Web page and app entries
--- START ---
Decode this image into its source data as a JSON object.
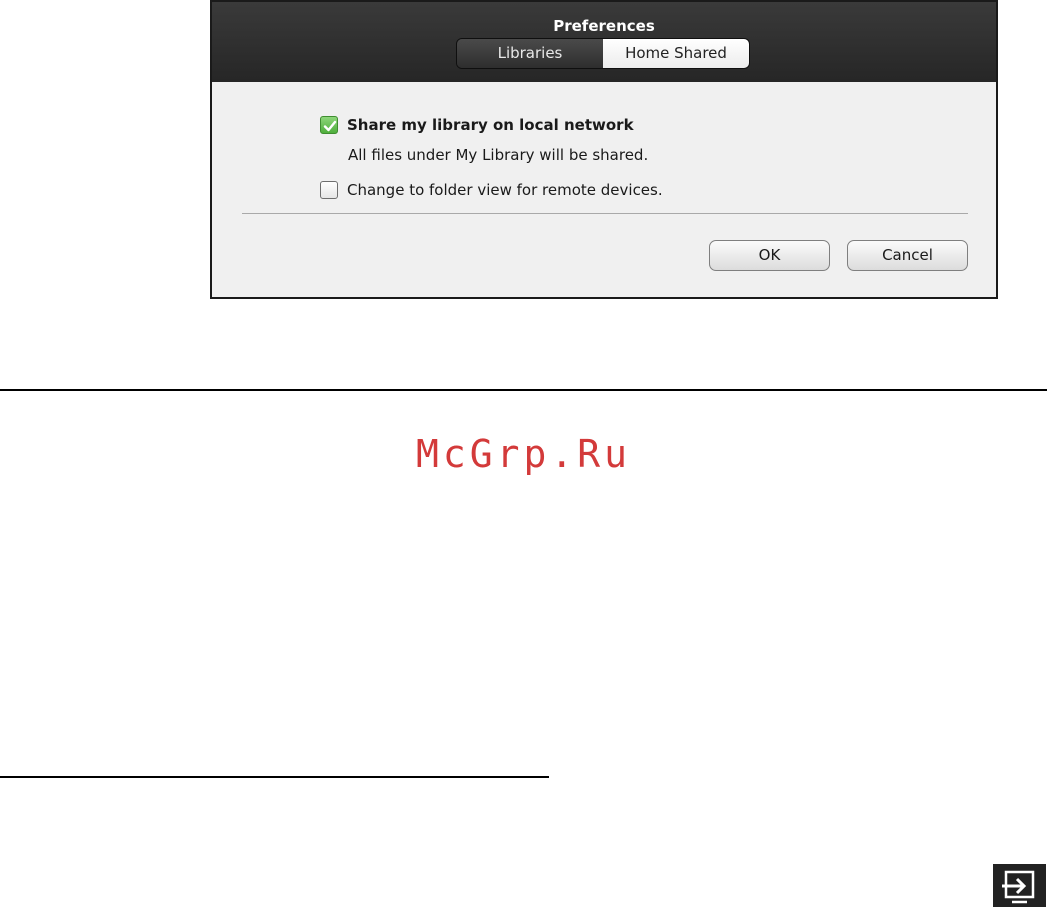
{
  "dialog": {
    "title": "Preferences",
    "tabs": [
      {
        "label": "Libraries",
        "active": false
      },
      {
        "label": "Home Shared",
        "active": true
      }
    ],
    "options": {
      "share": {
        "label": "Share my library on local network",
        "checked": true
      },
      "share_description": "All files under My Library will be shared.",
      "folder_view": {
        "label": "Change to folder view for remote devices.",
        "checked": false
      }
    },
    "buttons": {
      "ok": "OK",
      "cancel": "Cancel"
    }
  },
  "watermark": "McGrp.Ru",
  "icons": {
    "check": "check-icon",
    "corner": "input-source-icon"
  },
  "colors": {
    "header": "#2b2b2b",
    "check_green": "#5bb347",
    "watermark_red": "#d33a3a"
  }
}
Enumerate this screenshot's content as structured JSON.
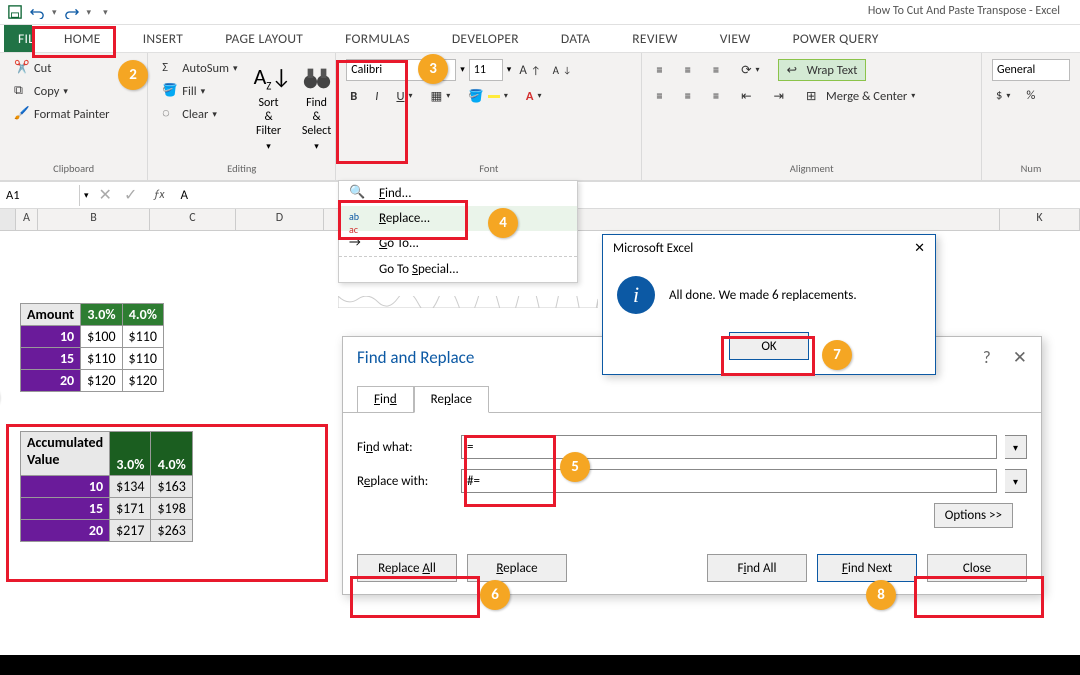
{
  "window": {
    "title": "How To Cut And Paste Transpose - Excel"
  },
  "tabs": {
    "file": "FILE",
    "home": "HOME",
    "insert": "INSERT",
    "page": "PAGE LAYOUT",
    "formulas": "FORMULAS",
    "developer": "DEVELOPER",
    "data": "DATA",
    "review": "REVIEW",
    "view": "VIEW",
    "pq": "POWER QUERY"
  },
  "ribbon": {
    "clipboard": {
      "cut": "Cut",
      "copy": "Copy",
      "paint": "Format Painter",
      "label": "Clipboard"
    },
    "editing": {
      "autosum": "AutoSum",
      "fill": "Fill",
      "clear": "Clear",
      "sort": "Sort & Filter",
      "find": "Find & Select",
      "label": "Editing"
    },
    "font": {
      "name": "Calibri",
      "size": "11",
      "label": "Font"
    },
    "align": {
      "wrap": "Wrap Text",
      "merge": "Merge & Center",
      "label": "Alignment"
    },
    "number": {
      "fmt": "General",
      "label": "Num"
    }
  },
  "namebox": "A1",
  "menu": {
    "find": "Find...",
    "replace": "Replace...",
    "goto": "Go To...",
    "special": "Go To Special..."
  },
  "table1": {
    "h": "Amount",
    "pct1": "3.0%",
    "pct2": "4.0%",
    "rows": [
      [
        "10",
        "$100",
        "$110"
      ],
      [
        "15",
        "$110",
        "$110"
      ],
      [
        "20",
        "$120",
        "$120"
      ]
    ]
  },
  "table2": {
    "h": "Accumulated Value",
    "pct1": "3.0%",
    "pct2": "4.0%",
    "rows": [
      [
        "10",
        "$134",
        "$163"
      ],
      [
        "15",
        "$171",
        "$198"
      ],
      [
        "20",
        "$217",
        "$263"
      ]
    ]
  },
  "msgbox": {
    "title": "Microsoft Excel",
    "text": "All done. We made 6 replacements.",
    "ok": "OK"
  },
  "dlg": {
    "title": "Find and Replace",
    "tfind": "Find",
    "trepl": "Replace",
    "lfind": "Find what:",
    "lrepl": "Replace with:",
    "vfind": "=",
    "vrepl": "#=",
    "opts": "Options >>",
    "rall": "Replace All",
    "repl": "Replace",
    "fall": "Find All",
    "fnext": "Find Next",
    "close": "Close"
  },
  "cols": [
    "A",
    "B",
    "C",
    "D",
    "",
    "",
    "",
    "",
    "",
    "",
    "K"
  ]
}
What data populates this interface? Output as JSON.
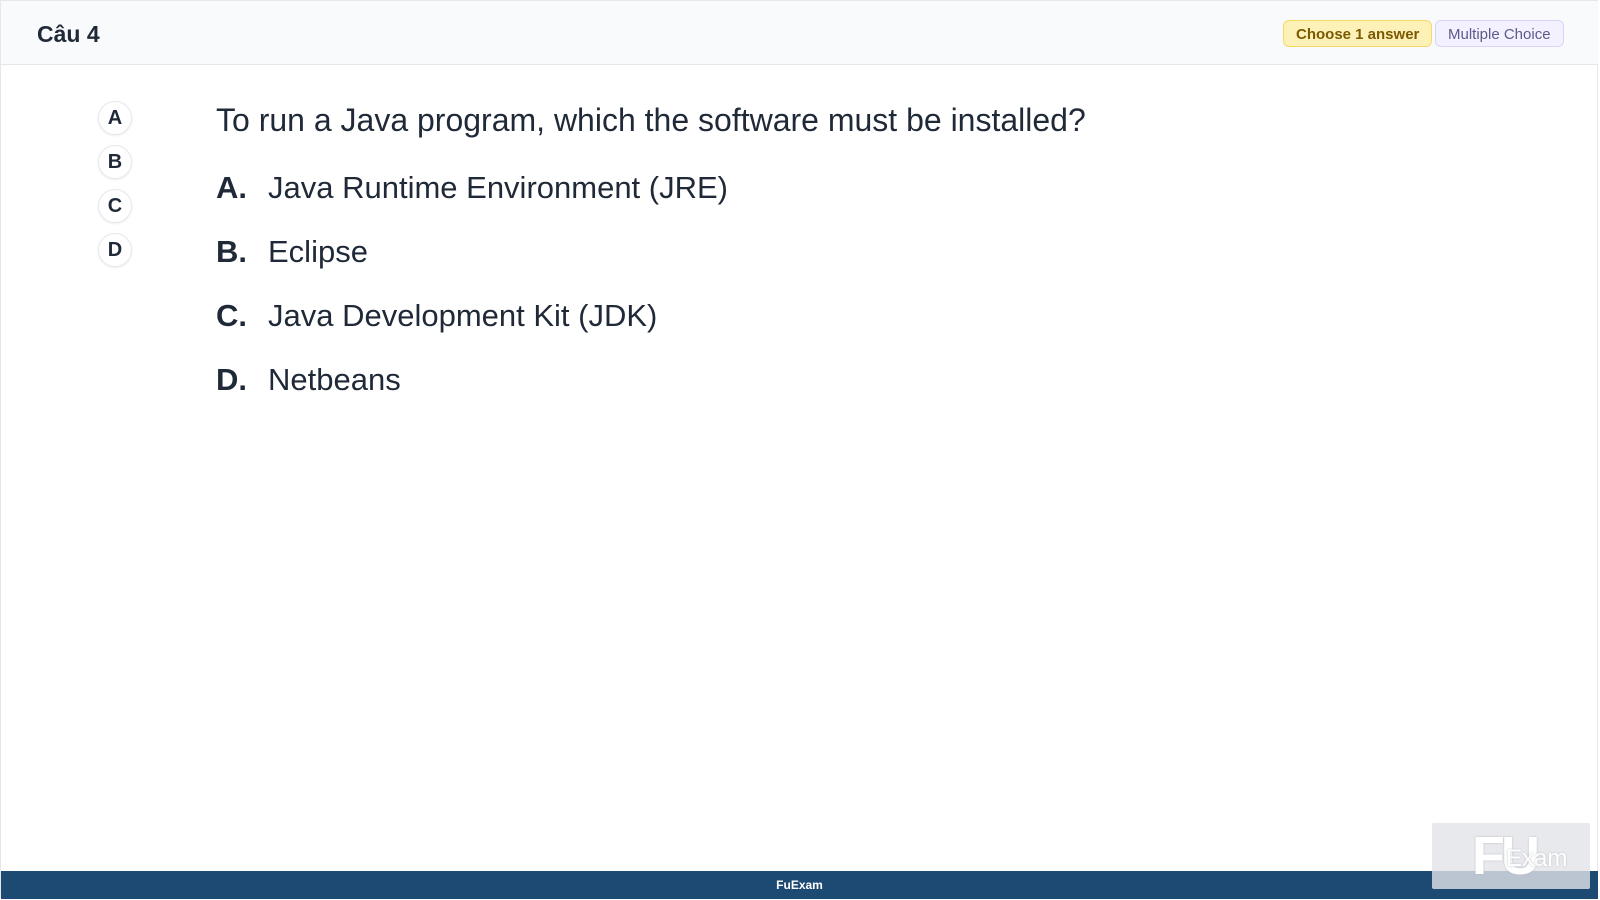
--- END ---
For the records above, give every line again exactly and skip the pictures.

Decode this image into its source data as a JSON object.
{
  "dialog": {
    "title": "Preferences",
    "tabs": [
      {
        "label": "Libraries",
        "active": false
      },
      {
        "label": "Home Shared",
        "active": true
      }
    ],
    "options": {
      "share": {
        "label": "Share my library on local network",
        "checked": true
      },
      "share_description": "All files under My Library will be shared.",
      "folder_view": {
        "label": "Change to folder view for remote devices.",
        "checked": false
      }
    },
    "buttons": {
      "ok": "OK",
      "cancel": "Cancel"
    }
  },
  "watermark": "McGrp.Ru",
  "icons": {
    "check": "check-icon",
    "corner": "input-source-icon"
  },
  "colors": {
    "header": "#2b2b2b",
    "check_green": "#5bb347",
    "watermark_red": "#d33a3a"
  }
}
Enumerate this screenshot's content as structured JSON.
{
  "window": {
    "title": "How To Cut And Paste Transpose - Excel"
  },
  "tabs": {
    "file": "FILE",
    "home": "HOME",
    "insert": "INSERT",
    "page": "PAGE LAYOUT",
    "formulas": "FORMULAS",
    "developer": "DEVELOPER",
    "data": "DATA",
    "review": "REVIEW",
    "view": "VIEW",
    "pq": "POWER QUERY"
  },
  "ribbon": {
    "clipboard": {
      "cut": "Cut",
      "copy": "Copy",
      "paint": "Format Painter",
      "label": "Clipboard"
    },
    "editing": {
      "autosum": "AutoSum",
      "fill": "Fill",
      "clear": "Clear",
      "sort": "Sort & Filter",
      "find": "Find & Select",
      "label": "Editing"
    },
    "font": {
      "name": "Calibri",
      "size": "11",
      "label": "Font"
    },
    "align": {
      "wrap": "Wrap Text",
      "merge": "Merge & Center",
      "label": "Alignment"
    },
    "number": {
      "fmt": "General",
      "label": "Num"
    }
  },
  "namebox": "A1",
  "menu": {
    "find": "Find...",
    "replace": "Replace...",
    "goto": "Go To...",
    "special": "Go To Special..."
  },
  "table1": {
    "h": "Amount",
    "pct1": "3.0%",
    "pct2": "4.0%",
    "rows": [
      [
        "10",
        "$100",
        "$110"
      ],
      [
        "15",
        "$110",
        "$110"
      ],
      [
        "20",
        "$120",
        "$120"
      ]
    ]
  },
  "table2": {
    "h": "Accumulated Value",
    "pct1": "3.0%",
    "pct2": "4.0%",
    "rows": [
      [
        "10",
        "$134",
        "$163"
      ],
      [
        "15",
        "$171",
        "$198"
      ],
      [
        "20",
        "$217",
        "$263"
      ]
    ]
  },
  "msgbox": {
    "title": "Microsoft Excel",
    "text": "All done. We made 6 replacements.",
    "ok": "OK"
  },
  "dlg": {
    "title": "Find and Replace",
    "tfind": "Find",
    "trepl": "Replace",
    "lfind": "Find what:",
    "lrepl": "Replace with:",
    "vfind": "=",
    "vrepl": "#=",
    "opts": "Options >>",
    "rall": "Replace All",
    "repl": "Replace",
    "fall": "Find All",
    "fnext": "Find Next",
    "close": "Close"
  },
  "cols": [
    "A",
    "B",
    "C",
    "D",
    "",
    "",
    "",
    "",
    "",
    "",
    "K"
  ]
}
What data populates this interface? Output as JSON.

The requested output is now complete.